Could the data below please be reproduced word for word, without the pictures?

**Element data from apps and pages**
-- Opening Marker --
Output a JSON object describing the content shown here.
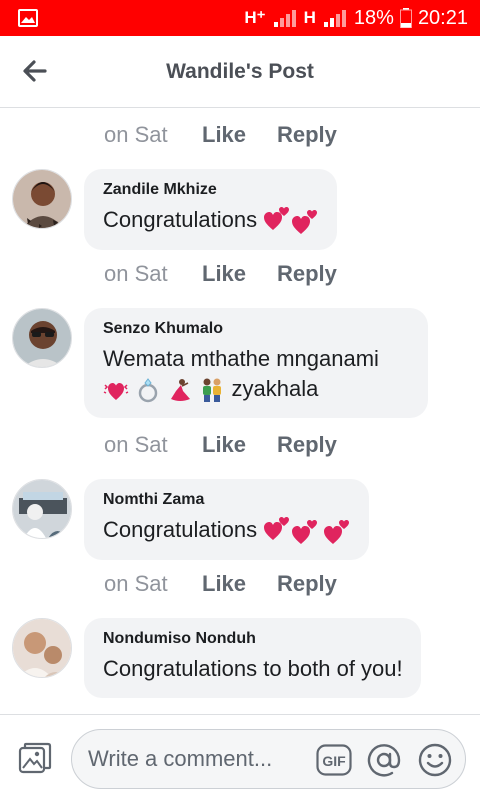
{
  "status_bar": {
    "network_1": "H⁺",
    "network_2": "H",
    "battery": "18%",
    "time": "20:21",
    "background_color": "#ff0000"
  },
  "header": {
    "title": "Wandile's Post",
    "back_icon": "arrow-left-icon"
  },
  "comments": {
    "top_meta": {
      "time": "on Sat",
      "like": "Like",
      "reply": "Reply"
    },
    "items": [
      {
        "author": "Zandile Mkhize",
        "text": "Congratulations",
        "emojis": [
          "two-hearts-icon",
          "two-hearts-icon"
        ],
        "meta": {
          "time": "on Sat",
          "like": "Like",
          "reply": "Reply"
        }
      },
      {
        "author": "Senzo Khumalo",
        "text": "Wemata mthathe mnganami",
        "text_2": "zyakhala",
        "emojis": [
          "vibrating-heart-icon",
          "ring-icon",
          "dancer-icon",
          "couple-icon"
        ],
        "meta": {
          "time": "on Sat",
          "like": "Like",
          "reply": "Reply"
        }
      },
      {
        "author": "Nomthi Zama",
        "text": "Congratulations",
        "emojis": [
          "two-hearts-icon",
          "two-hearts-icon",
          "two-hearts-icon"
        ],
        "meta": {
          "time": "on Sat",
          "like": "Like",
          "reply": "Reply"
        }
      },
      {
        "author": "Nondumiso Nonduh",
        "text": "Congratulations to both of you!"
      }
    ]
  },
  "composer": {
    "placeholder": "Write a comment...",
    "gif_label": "GIF",
    "icons": [
      "photo-icon",
      "gif-icon",
      "mention-at-icon",
      "emoji-smile-icon"
    ]
  },
  "colors": {
    "bubble": "#f2f3f5",
    "meta_text": "#90949c",
    "action_text": "#606770",
    "heart": "#e0245e"
  }
}
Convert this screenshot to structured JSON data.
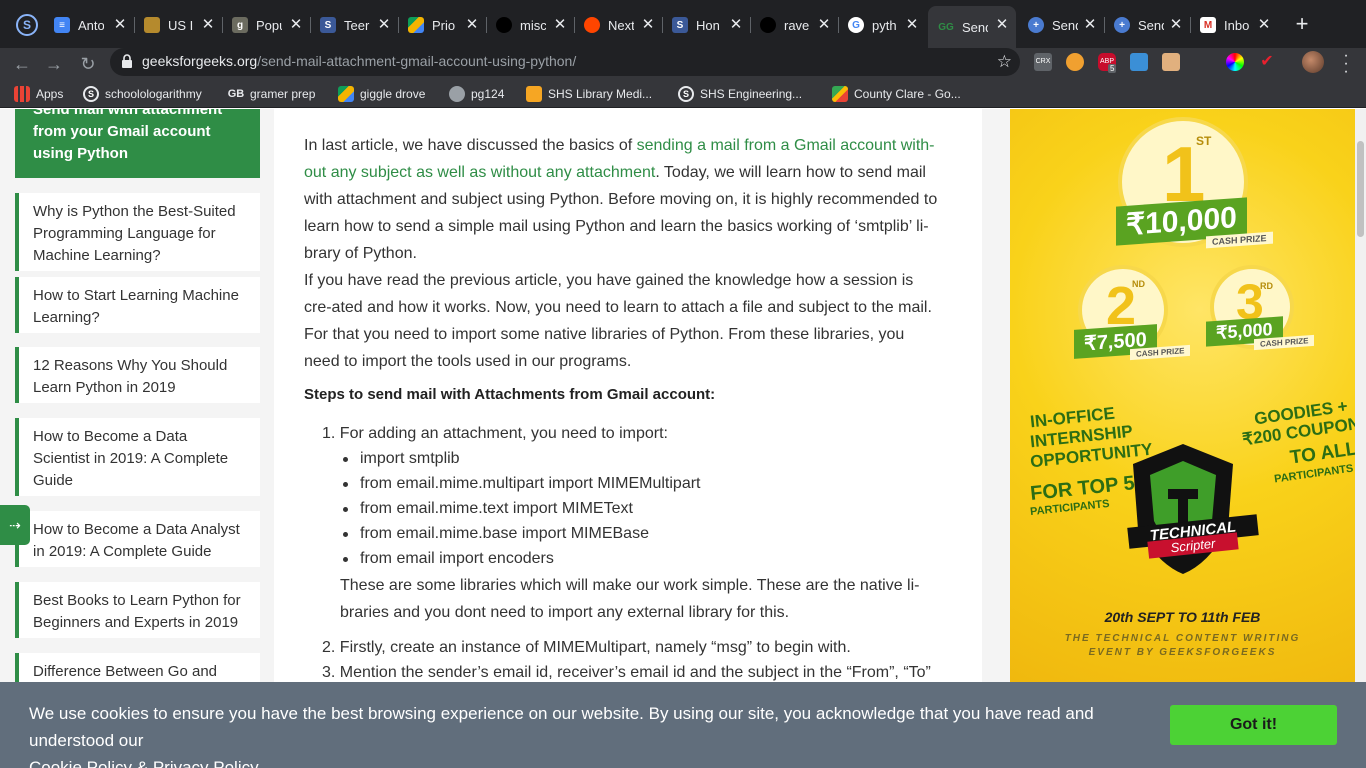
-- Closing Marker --
**Result of the exercise**
Output a JSON object describing the content shown here.
{
  "status_bar": {
    "network_1": "H⁺",
    "network_2": "H",
    "battery": "18%",
    "time": "20:21",
    "background_color": "#ff0000"
  },
  "header": {
    "title": "Wandile's Post",
    "back_icon": "arrow-left-icon"
  },
  "comments": {
    "top_meta": {
      "time": "on Sat",
      "like": "Like",
      "reply": "Reply"
    },
    "items": [
      {
        "author": "Zandile Mkhize",
        "text": "Congratulations",
        "emojis": [
          "two-hearts-icon",
          "two-hearts-icon"
        ],
        "meta": {
          "time": "on Sat",
          "like": "Like",
          "reply": "Reply"
        }
      },
      {
        "author": "Senzo Khumalo",
        "text": "Wemata mthathe mnganami",
        "text_2": "zyakhala",
        "emojis": [
          "vibrating-heart-icon",
          "ring-icon",
          "dancer-icon",
          "couple-icon"
        ],
        "meta": {
          "time": "on Sat",
          "like": "Like",
          "reply": "Reply"
        }
      },
      {
        "author": "Nomthi Zama",
        "text": "Congratulations",
        "emojis": [
          "two-hearts-icon",
          "two-hearts-icon",
          "two-hearts-icon"
        ],
        "meta": {
          "time": "on Sat",
          "like": "Like",
          "reply": "Reply"
        }
      },
      {
        "author": "Nondumiso Nonduh",
        "text": "Congratulations to both of you!"
      }
    ]
  },
  "composer": {
    "placeholder": "Write a comment...",
    "gif_label": "GIF",
    "icons": [
      "photo-icon",
      "gif-icon",
      "mention-at-icon",
      "emoji-smile-icon"
    ]
  },
  "colors": {
    "bubble": "#f2f3f5",
    "meta_text": "#90949c",
    "action_text": "#606770",
    "heart": "#e0245e"
  }
}
Convert this screenshot to structured JSON data.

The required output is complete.